Set the entries below down again, please. Match them exactly.
------ Data in this exercise
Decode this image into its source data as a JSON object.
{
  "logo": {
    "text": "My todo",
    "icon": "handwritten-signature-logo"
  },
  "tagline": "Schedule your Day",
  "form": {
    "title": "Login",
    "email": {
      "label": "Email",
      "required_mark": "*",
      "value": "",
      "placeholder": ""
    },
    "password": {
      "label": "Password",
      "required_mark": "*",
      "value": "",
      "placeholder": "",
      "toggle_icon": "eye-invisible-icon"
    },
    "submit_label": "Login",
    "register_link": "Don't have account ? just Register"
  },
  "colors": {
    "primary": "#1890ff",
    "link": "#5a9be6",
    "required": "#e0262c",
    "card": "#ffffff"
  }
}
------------
Output for this exercise:
Decode this image into its source data as a JSON object.
{
  "logo": {
    "text": "My todo",
    "icon": "handwritten-signature-logo"
  },
  "tagline": "Schedule your Day",
  "form": {
    "title": "Login",
    "email": {
      "label": "Email",
      "required_mark": "*",
      "value": "",
      "placeholder": ""
    },
    "password": {
      "label": "Password",
      "required_mark": "*",
      "value": "",
      "placeholder": "",
      "toggle_icon": "eye-invisible-icon"
    },
    "submit_label": "Login",
    "register_link": "Don't have account ? just Register"
  },
  "colors": {
    "primary": "#1890ff",
    "link": "#5a9be6",
    "required": "#e0262c",
    "card": "#ffffff"
  }
}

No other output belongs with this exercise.